> _Supplied data_:
- - -
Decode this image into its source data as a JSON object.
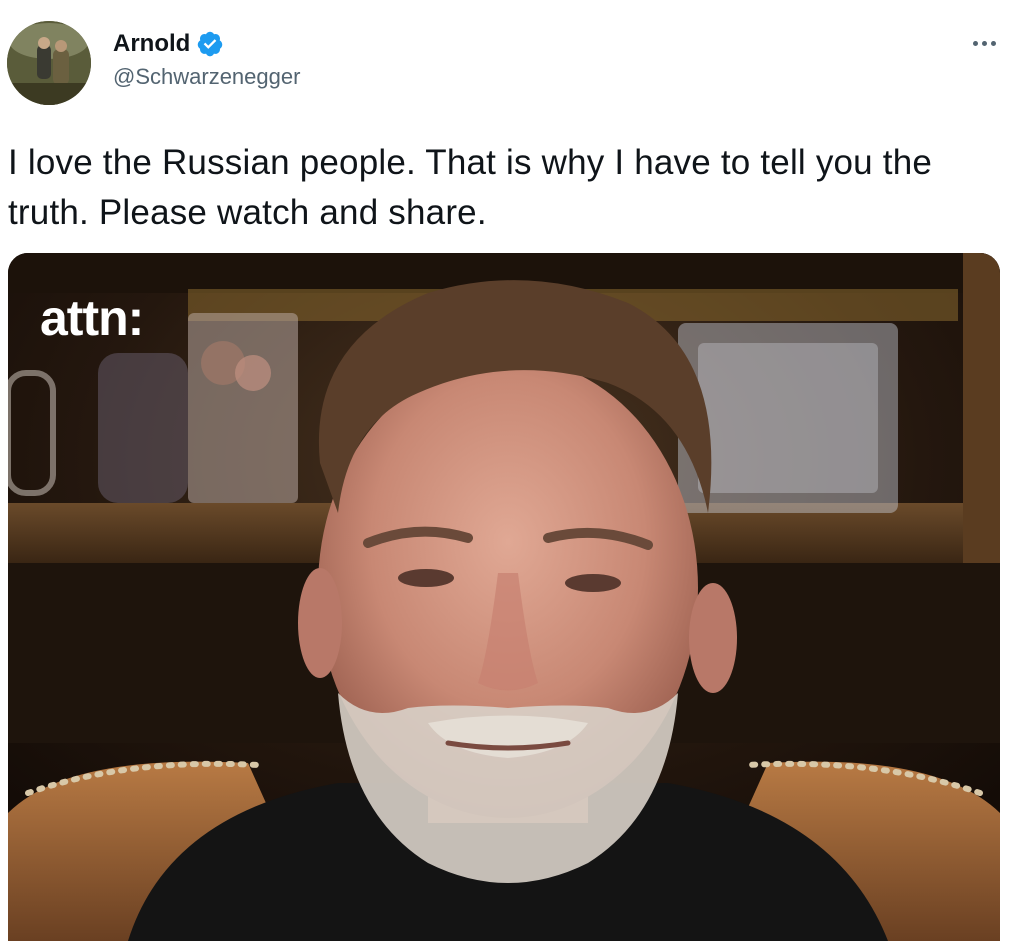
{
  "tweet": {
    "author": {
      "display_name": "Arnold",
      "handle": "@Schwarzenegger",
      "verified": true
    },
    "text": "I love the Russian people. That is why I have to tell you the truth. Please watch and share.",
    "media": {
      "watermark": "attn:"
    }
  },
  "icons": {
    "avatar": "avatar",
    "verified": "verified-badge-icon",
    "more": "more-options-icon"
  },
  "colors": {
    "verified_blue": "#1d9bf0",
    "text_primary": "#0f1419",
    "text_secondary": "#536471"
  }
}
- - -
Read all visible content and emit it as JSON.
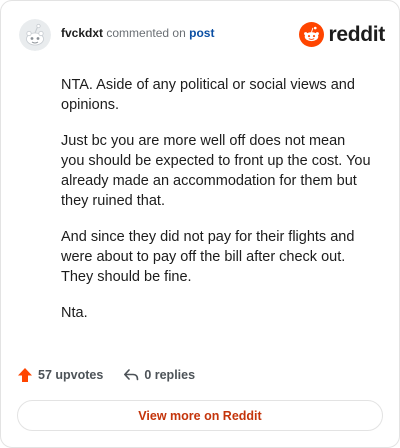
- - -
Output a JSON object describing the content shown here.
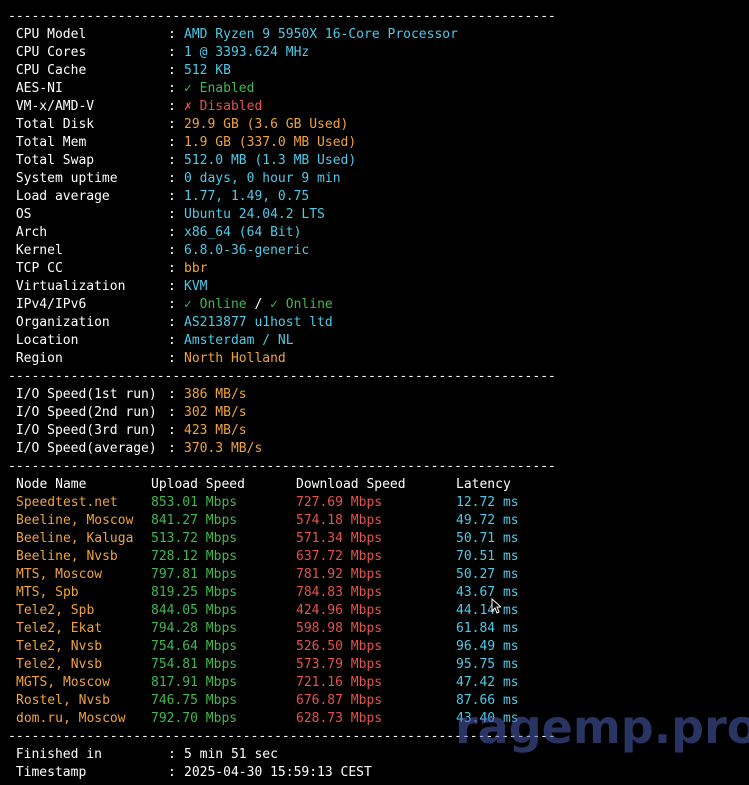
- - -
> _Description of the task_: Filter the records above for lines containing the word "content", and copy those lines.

> _Problem solution_:
Read all visible content and emit it as JSON.
Output a JSON object describing the content shown here.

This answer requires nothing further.